PROBLEM REQUIREMENTS: Below are the records; print them all without any alteration.

PROVIDED MATERIAL:

::::::

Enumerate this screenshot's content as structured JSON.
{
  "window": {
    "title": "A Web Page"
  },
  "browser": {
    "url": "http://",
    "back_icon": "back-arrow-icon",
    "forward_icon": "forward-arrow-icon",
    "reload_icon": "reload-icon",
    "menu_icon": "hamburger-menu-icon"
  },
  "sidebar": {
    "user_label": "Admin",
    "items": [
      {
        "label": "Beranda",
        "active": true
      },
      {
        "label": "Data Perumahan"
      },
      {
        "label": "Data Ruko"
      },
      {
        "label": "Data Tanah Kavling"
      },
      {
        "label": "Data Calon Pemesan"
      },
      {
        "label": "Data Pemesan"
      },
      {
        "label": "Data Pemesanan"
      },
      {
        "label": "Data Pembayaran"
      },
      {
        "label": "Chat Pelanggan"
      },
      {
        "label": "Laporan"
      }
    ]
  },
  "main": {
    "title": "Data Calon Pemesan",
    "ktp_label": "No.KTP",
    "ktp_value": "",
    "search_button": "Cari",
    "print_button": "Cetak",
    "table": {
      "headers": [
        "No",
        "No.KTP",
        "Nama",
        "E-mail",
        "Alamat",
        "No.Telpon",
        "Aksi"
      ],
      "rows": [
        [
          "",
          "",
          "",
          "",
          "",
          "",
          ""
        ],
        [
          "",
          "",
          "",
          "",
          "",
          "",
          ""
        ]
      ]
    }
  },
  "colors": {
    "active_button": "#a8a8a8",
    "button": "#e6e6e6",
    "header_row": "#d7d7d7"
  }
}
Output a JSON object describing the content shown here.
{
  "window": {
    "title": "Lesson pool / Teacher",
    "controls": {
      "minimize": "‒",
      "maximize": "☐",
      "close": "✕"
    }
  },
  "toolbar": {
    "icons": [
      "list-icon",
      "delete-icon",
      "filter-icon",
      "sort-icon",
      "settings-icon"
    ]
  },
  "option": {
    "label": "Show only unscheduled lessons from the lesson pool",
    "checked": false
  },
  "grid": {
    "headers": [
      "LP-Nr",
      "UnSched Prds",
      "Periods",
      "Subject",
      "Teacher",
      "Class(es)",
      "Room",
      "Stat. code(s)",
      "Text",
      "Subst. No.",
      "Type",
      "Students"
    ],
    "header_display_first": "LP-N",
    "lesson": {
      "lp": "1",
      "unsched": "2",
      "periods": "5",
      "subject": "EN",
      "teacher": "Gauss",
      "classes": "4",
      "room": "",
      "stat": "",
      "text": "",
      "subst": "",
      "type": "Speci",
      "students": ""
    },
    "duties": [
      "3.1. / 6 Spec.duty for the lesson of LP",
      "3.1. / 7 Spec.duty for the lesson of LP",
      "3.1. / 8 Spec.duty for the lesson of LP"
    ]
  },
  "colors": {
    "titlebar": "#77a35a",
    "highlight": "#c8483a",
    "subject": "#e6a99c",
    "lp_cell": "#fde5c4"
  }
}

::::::

RESULT:
Enumerate this screenshot's content as structured JSON.
{
  "window": {
    "title": "A Web Page"
  },
  "browser": {
    "url": "http://",
    "back_icon": "back-arrow-icon",
    "forward_icon": "forward-arrow-icon",
    "reload_icon": "reload-icon",
    "menu_icon": "hamburger-menu-icon"
  },
  "sidebar": {
    "user_label": "Admin",
    "items": [
      {
        "label": "Beranda",
        "active": true
      },
      {
        "label": "Data Perumahan"
      },
      {
        "label": "Data Ruko"
      },
      {
        "label": "Data Tanah Kavling"
      },
      {
        "label": "Data Calon Pemesan"
      },
      {
        "label": "Data Pemesan"
      },
      {
        "label": "Data Pemesanan"
      },
      {
        "label": "Data Pembayaran"
      },
      {
        "label": "Chat Pelanggan"
      },
      {
        "label": "Laporan"
      }
    ]
  },
  "main": {
    "title": "Data Calon Pemesan",
    "ktp_label": "No.KTP",
    "ktp_value": "",
    "search_button": "Cari",
    "print_button": "Cetak",
    "table": {
      "headers": [
        "No",
        "No.KTP",
        "Nama",
        "E-mail",
        "Alamat",
        "No.Telpon",
        "Aksi"
      ],
      "rows": [
        [
          "",
          "",
          "",
          "",
          "",
          "",
          ""
        ],
        [
          "",
          "",
          "",
          "",
          "",
          "",
          ""
        ]
      ]
    }
  },
  "colors": {
    "active_button": "#a8a8a8",
    "button": "#e6e6e6",
    "header_row": "#d7d7d7"
  }
}
Output a JSON object describing the content shown here.
{
  "window": {
    "title": "Lesson pool / Teacher",
    "controls": {
      "minimize": "‒",
      "maximize": "☐",
      "close": "✕"
    }
  },
  "toolbar": {
    "icons": [
      "list-icon",
      "delete-icon",
      "filter-icon",
      "sort-icon",
      "settings-icon"
    ]
  },
  "option": {
    "label": "Show only unscheduled lessons from the lesson pool",
    "checked": false
  },
  "grid": {
    "headers": [
      "LP-Nr",
      "UnSched Prds",
      "Periods",
      "Subject",
      "Teacher",
      "Class(es)",
      "Room",
      "Stat. code(s)",
      "Text",
      "Subst. No.",
      "Type",
      "Students"
    ],
    "header_display_first": "LP-N",
    "lesson": {
      "lp": "1",
      "unsched": "2",
      "periods": "5",
      "subject": "EN",
      "teacher": "Gauss",
      "classes": "4",
      "room": "",
      "stat": "",
      "text": "",
      "subst": "",
      "type": "Speci",
      "students": ""
    },
    "duties": [
      "3.1. / 6 Spec.duty for the lesson of LP",
      "3.1. / 7 Spec.duty for the lesson of LP",
      "3.1. / 8 Spec.duty for the lesson of LP"
    ]
  },
  "colors": {
    "titlebar": "#77a35a",
    "highlight": "#c8483a",
    "subject": "#e6a99c",
    "lp_cell": "#fde5c4"
  }
}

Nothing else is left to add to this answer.